For this exercise, reproduce each entry below exactly, excluding pictures.

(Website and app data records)
Content starts

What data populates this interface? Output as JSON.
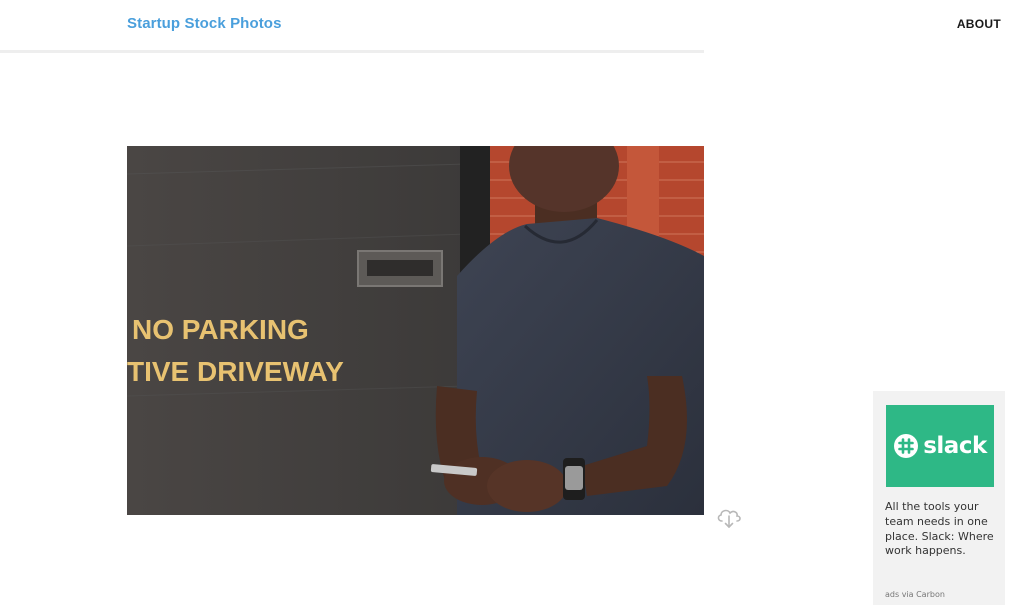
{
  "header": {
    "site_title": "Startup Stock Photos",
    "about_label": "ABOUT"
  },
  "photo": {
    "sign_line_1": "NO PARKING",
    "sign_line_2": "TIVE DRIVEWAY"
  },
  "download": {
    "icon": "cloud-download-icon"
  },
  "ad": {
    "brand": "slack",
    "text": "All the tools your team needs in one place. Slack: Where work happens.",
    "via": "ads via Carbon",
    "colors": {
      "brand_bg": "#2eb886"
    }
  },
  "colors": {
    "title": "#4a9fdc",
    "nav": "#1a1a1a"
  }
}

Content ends

EXERCISE RESPONSE:
What data populates this interface? Output as JSON.
{
  "header": {
    "site_title": "Startup Stock Photos",
    "about_label": "ABOUT"
  },
  "photo": {
    "sign_line_1": "NO PARKING",
    "sign_line_2": "TIVE DRIVEWAY"
  },
  "download": {
    "icon": "cloud-download-icon"
  },
  "ad": {
    "brand": "slack",
    "text": "All the tools your team needs in one place. Slack: Where work happens.",
    "via": "ads via Carbon",
    "colors": {
      "brand_bg": "#2eb886"
    }
  },
  "colors": {
    "title": "#4a9fdc",
    "nav": "#1a1a1a"
  }
}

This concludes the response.